_Data_:
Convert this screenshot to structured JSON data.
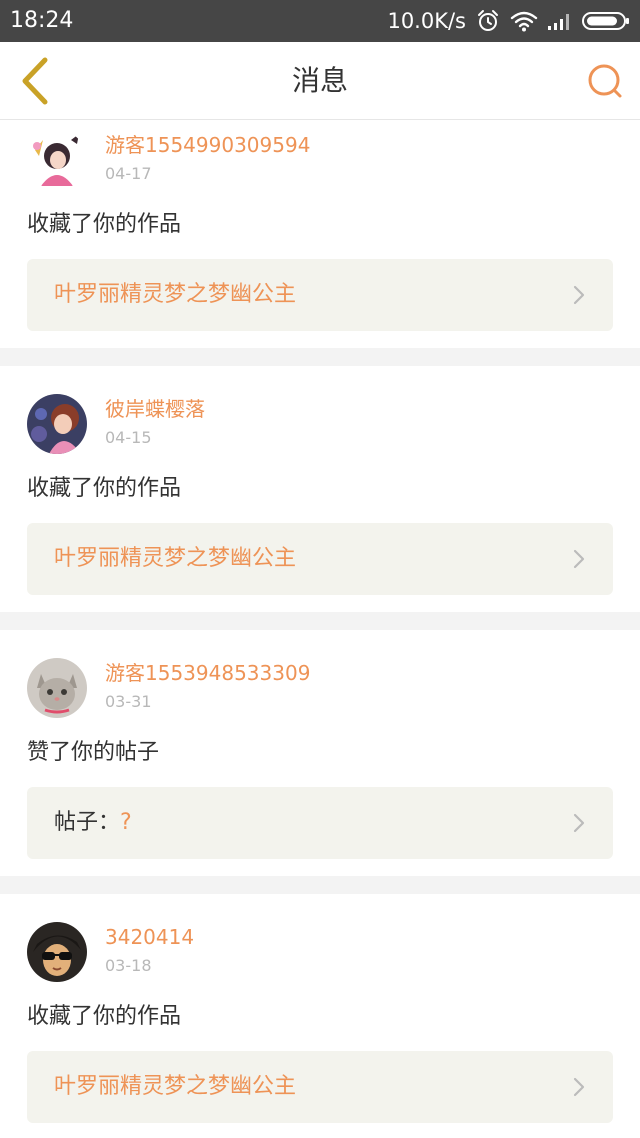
{
  "status_bar": {
    "time": "18:24",
    "network_speed": "10.0K/s",
    "icons": [
      "alarm-icon",
      "wifi-icon",
      "signal-icon",
      "battery-icon"
    ]
  },
  "navbar": {
    "title": "消息",
    "back_icon": "chevron-left-icon",
    "search_icon": "search-icon"
  },
  "colors": {
    "accent": "#ee9356",
    "back_icon": "#c9a227",
    "status_bar_bg": "#464646",
    "card_link_bg": "#f3f3ed",
    "divider_bg": "#f3f3f3"
  },
  "notifications": [
    {
      "username": "游客1554990309594",
      "date": "04-17",
      "action": "收藏了你的作品",
      "link_prefix": "",
      "link_text": "叶罗丽精灵梦之梦幽公主",
      "avatar": "doll-avatar"
    },
    {
      "username": "彼岸蝶樱落",
      "date": "04-15",
      "action": "收藏了你的作品",
      "link_prefix": "",
      "link_text": "叶罗丽精灵梦之梦幽公主",
      "avatar": "doll-avatar"
    },
    {
      "username": "游客1553948533309",
      "date": "03-31",
      "action": "赞了你的帖子",
      "link_prefix": "帖子：",
      "link_text": "?",
      "avatar": "cat-avatar"
    },
    {
      "username": "3420414",
      "date": "03-18",
      "action": "收藏了你的作品",
      "link_prefix": "",
      "link_text": "叶罗丽精灵梦之梦幽公主",
      "avatar": "person-avatar"
    }
  ]
}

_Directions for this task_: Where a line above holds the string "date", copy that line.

_Response area_:
      "date": "04-17",
      "date": "04-15",
      "date": "03-31",
      "date": "03-18",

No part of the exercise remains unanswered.